Stephanie Jaczkowski - Warsaw, Poland
Growing up in a Polish-American family was always a little different. Unfortunately, the Polish language disappeared from my family when my grandparents passed away, but the culture and traditions are still vibrantly practiced in our house. My family celebrates Christmas with a meatless dinner on Christmas Eve and, growing up St. Nicholas came to our house on December 4. Our Easter eggs weren't only dyed with bright colors, but special eggs were carefully crafted with wax and deep, rich colors, a process called pisanki. I started Polish dancing when I was four years old and continue to this day. In light of all the Polish influences on my life, choosing to study abroad in Poland seemed like a very easy decision. I was so excited to go to the country where my great-grandparents immigrated from. Poland was an unfamiliar place, but through my church, family, and dance, I felt that I knew the country already. Many people have told me that you cannot fully know a culture without speaking its language. I did not speak Polish, but I thought I possessed a deep knowledge of the culture and would be able to adapt without a problem. In retrospect, I didn't know as much as I thought I did about Poland. However, my Polish friends were amazed that I knew so much about their culture.
They laughed when I talked about my Polish church or Wigilia, the Christmas Eve dinner. However, their favorite thing to talk about was my vast knowledge of traditional Polish dances. Most Polish students don't learn even all of the national dances of Poland, which there are five. My 14 years of dance came in handy at this point because I could talk about even small, obscure dances from different regions of Poland. While I was in Poland, I was able to learn more Polish dances through the school's dance club. It was taught by dancers from one of the biggest dance groups in Poland. I met one of the dancers in the club my first week in Poland and she invited me to practice. To start off, the group practiced six hours a week!
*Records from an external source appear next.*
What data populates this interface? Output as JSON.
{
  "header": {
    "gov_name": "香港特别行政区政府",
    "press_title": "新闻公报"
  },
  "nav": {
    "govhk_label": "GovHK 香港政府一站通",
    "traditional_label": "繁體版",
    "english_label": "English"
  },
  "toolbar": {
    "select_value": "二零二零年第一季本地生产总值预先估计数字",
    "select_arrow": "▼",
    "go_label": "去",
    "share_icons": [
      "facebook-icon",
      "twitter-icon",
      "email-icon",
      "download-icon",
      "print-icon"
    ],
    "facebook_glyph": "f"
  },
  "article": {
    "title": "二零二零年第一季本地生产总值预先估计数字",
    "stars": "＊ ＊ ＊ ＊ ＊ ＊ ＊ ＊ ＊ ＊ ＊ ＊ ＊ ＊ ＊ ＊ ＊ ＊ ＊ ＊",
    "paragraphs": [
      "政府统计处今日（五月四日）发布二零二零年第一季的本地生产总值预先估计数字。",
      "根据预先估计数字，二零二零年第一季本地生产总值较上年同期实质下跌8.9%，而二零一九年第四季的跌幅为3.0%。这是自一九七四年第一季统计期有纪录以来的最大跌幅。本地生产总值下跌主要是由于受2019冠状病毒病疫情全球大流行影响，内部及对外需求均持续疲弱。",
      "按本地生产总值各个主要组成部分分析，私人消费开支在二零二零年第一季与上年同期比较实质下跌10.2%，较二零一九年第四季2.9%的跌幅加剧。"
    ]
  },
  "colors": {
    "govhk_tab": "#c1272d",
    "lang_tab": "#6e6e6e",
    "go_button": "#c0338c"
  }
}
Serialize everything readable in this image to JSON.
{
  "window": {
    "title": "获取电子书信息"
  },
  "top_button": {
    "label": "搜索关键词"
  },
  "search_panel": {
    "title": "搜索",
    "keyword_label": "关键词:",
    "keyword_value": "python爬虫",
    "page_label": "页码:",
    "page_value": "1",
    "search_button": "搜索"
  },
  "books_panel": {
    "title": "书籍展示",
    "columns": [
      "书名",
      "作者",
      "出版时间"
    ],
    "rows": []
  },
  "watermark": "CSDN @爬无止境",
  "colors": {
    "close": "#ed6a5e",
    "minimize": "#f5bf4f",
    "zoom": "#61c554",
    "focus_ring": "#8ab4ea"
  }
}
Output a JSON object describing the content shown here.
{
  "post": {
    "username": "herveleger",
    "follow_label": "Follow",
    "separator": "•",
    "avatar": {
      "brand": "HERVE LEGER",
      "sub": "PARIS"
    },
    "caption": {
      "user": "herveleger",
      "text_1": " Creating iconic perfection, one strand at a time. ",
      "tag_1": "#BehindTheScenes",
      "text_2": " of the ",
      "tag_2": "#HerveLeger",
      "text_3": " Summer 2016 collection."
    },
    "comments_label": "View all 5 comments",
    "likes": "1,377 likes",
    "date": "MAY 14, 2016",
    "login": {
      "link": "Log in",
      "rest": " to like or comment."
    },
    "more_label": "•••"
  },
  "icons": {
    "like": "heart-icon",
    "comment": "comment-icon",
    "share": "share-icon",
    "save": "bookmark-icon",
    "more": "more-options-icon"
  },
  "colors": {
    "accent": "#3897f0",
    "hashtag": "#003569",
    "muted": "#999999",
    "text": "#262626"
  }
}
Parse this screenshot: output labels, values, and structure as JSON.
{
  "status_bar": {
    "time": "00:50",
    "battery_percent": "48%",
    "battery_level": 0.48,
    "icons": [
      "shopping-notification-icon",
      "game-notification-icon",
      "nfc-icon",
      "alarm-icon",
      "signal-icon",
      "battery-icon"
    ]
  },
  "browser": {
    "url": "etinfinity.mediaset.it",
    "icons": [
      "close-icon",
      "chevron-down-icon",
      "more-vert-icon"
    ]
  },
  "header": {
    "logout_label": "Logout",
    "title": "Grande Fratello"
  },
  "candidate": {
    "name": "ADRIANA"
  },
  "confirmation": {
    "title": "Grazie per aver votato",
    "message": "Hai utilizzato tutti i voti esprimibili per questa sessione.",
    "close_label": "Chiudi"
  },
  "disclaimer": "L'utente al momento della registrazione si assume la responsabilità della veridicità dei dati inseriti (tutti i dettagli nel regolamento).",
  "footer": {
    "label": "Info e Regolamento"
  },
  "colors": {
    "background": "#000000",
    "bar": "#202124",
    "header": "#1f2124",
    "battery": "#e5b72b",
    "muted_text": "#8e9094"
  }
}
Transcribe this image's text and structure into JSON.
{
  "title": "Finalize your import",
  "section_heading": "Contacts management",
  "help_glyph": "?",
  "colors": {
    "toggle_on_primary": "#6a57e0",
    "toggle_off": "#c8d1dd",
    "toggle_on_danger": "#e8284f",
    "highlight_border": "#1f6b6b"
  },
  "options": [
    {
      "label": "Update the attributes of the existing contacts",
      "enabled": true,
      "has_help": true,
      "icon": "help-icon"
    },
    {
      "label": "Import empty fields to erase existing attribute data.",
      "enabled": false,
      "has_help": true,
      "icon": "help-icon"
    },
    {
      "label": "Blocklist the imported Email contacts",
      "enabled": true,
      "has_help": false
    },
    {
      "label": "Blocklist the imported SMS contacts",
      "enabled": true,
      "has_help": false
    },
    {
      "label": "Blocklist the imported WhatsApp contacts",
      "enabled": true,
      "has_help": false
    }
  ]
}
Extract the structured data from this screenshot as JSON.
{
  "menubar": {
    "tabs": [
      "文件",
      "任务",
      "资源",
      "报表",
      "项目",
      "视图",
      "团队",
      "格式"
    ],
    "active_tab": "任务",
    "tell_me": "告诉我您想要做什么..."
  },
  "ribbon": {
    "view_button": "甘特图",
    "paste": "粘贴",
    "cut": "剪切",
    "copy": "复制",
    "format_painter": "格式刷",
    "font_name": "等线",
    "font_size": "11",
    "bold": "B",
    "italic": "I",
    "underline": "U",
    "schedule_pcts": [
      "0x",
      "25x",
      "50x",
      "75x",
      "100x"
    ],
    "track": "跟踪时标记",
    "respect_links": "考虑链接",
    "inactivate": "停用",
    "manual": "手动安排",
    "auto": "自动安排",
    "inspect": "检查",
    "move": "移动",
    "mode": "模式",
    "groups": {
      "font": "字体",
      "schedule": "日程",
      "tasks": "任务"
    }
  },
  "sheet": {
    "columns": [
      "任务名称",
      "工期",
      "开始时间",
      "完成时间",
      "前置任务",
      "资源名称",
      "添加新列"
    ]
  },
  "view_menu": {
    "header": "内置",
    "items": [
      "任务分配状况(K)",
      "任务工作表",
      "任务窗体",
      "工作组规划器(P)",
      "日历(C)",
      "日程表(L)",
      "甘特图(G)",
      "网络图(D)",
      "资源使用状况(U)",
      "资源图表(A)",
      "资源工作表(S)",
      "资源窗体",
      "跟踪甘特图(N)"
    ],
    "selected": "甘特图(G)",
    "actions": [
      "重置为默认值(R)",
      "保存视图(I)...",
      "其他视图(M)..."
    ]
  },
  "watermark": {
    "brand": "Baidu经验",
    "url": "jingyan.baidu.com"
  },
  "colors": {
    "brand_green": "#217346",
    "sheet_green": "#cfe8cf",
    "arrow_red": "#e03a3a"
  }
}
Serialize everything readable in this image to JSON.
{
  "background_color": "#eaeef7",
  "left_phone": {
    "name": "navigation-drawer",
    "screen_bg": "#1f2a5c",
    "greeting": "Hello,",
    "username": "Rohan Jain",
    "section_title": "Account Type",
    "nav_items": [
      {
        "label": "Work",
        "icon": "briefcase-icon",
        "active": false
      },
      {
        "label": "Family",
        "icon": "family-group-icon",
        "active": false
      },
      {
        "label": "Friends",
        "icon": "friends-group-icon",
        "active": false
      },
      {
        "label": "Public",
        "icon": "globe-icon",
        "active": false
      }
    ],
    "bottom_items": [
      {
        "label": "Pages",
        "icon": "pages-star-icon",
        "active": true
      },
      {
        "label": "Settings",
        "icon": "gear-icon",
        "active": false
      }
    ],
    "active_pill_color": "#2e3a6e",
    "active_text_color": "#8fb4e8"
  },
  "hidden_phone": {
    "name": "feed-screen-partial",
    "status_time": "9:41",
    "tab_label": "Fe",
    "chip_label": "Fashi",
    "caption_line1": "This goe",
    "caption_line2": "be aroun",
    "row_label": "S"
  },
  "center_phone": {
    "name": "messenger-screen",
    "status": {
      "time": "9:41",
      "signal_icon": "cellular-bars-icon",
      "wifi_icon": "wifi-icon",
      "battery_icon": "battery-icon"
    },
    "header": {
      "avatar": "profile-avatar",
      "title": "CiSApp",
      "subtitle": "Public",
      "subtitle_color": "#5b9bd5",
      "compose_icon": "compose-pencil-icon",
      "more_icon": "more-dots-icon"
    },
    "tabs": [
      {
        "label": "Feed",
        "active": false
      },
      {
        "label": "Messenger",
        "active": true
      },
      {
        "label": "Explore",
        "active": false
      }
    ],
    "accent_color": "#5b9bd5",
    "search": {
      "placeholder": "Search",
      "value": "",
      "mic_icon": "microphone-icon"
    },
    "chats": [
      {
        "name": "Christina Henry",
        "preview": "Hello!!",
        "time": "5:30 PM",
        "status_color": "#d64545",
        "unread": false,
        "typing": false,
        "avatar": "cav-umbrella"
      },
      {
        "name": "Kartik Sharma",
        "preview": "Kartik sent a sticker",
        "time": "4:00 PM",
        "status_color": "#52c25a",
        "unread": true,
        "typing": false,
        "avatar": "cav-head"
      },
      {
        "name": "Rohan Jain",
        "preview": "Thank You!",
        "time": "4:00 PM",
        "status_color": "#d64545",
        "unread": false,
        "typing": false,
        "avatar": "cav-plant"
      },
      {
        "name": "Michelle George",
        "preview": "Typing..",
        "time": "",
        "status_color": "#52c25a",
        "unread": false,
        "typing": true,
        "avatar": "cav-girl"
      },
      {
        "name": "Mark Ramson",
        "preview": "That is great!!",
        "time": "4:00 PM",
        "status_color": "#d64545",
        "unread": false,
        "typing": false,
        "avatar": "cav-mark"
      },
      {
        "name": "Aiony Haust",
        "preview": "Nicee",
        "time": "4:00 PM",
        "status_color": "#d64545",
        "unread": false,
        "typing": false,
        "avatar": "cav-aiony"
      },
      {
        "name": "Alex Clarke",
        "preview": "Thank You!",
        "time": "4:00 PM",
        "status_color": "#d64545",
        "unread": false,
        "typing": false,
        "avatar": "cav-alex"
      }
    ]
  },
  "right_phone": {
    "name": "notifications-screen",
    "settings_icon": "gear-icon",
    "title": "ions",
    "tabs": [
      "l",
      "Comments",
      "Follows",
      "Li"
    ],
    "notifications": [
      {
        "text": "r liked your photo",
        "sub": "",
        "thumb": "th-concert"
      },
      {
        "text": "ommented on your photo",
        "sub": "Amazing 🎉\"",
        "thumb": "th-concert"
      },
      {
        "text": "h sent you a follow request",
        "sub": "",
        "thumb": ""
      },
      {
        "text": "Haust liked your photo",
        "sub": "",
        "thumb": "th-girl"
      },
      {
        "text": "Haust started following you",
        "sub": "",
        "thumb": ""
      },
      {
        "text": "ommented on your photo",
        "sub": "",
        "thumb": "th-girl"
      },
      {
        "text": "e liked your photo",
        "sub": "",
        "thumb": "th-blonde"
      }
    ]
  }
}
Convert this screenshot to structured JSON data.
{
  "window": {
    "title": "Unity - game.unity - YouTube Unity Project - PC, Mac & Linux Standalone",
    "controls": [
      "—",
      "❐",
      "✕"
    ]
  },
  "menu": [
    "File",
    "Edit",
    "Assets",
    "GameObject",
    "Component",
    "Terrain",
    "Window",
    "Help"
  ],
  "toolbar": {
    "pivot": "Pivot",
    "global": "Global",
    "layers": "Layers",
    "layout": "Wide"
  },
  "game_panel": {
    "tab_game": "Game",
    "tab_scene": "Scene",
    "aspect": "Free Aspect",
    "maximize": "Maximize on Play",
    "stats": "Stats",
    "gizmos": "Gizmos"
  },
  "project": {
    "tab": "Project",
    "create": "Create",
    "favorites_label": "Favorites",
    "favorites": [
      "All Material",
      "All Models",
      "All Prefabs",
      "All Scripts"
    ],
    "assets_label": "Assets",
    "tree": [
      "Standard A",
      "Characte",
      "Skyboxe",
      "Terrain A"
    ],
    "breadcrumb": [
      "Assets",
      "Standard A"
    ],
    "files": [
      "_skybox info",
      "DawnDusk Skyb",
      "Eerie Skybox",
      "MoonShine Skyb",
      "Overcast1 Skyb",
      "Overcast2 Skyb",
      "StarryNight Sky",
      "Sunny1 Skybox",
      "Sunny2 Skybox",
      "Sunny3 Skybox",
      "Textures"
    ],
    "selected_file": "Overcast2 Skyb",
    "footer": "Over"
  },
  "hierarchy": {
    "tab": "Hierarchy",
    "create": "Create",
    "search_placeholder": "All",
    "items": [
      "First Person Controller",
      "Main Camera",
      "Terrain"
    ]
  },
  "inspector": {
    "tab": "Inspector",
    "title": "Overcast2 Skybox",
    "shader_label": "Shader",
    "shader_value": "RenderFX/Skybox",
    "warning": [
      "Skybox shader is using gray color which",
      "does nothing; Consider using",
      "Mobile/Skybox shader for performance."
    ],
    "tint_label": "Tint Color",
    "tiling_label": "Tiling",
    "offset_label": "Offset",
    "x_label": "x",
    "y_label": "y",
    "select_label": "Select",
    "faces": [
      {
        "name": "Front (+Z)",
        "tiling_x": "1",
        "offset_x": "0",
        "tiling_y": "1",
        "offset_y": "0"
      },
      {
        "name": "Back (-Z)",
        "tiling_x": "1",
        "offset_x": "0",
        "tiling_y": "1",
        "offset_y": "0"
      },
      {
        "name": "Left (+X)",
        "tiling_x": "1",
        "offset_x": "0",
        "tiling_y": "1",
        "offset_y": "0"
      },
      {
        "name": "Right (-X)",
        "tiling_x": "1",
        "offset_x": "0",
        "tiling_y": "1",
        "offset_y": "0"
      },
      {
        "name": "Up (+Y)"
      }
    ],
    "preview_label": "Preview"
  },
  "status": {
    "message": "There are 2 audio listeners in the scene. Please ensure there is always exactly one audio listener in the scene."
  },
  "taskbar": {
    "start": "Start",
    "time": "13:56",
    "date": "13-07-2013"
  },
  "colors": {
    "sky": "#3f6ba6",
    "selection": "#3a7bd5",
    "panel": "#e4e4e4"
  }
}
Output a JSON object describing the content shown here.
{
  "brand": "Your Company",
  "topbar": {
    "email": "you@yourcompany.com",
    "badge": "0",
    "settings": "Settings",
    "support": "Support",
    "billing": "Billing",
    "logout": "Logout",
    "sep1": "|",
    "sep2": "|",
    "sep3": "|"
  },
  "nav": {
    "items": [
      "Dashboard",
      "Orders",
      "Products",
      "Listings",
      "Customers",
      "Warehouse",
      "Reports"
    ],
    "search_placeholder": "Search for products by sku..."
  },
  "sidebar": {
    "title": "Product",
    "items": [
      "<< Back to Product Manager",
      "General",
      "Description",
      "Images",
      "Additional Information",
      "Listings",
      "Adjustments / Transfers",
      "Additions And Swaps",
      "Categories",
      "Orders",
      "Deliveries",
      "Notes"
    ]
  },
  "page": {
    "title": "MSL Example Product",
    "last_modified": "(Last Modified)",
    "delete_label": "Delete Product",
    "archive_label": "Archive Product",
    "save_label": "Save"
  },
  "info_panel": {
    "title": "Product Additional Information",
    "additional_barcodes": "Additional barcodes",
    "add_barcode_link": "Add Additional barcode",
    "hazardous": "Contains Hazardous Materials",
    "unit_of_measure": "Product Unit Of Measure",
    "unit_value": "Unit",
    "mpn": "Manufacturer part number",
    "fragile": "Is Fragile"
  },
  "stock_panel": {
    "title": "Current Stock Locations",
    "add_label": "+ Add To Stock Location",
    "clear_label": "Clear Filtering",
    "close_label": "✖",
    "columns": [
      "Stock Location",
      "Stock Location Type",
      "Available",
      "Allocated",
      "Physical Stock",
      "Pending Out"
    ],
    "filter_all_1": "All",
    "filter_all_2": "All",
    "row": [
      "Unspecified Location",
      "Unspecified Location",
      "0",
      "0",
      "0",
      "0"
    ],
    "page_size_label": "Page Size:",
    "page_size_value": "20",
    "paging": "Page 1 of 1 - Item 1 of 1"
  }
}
My dance group at home practiced one hour a week. My first day of dance lessons, she introduced me to the teacher and explained a little about the practice. To my surprise, almost none of the other dancers spoke English! The class was completely in Polish and while I was familiar with many of the steps, it was very challenging. As the semester progressed, my language skills improved significantly. I understood when the instructor wanted me to go left or right, or when I was spinning in the wrong direction. It also made life easier with my fellow dancers because I could ask questions about the dance or practice. We talked about our weekends and I would tell very short stories about my travels around their country. Studying abroad not only gave me the chance to experience Polish culture firsthand, but also gave me a chance to connect more fully with my heritage. I realized that I am both American and Polish. Both cultures are intertwined and contribute different qualities to my life. Studying abroad was one of the best decisions of my life. I cannot wait to return to Poland and continue experiencing a culture that is both new and old.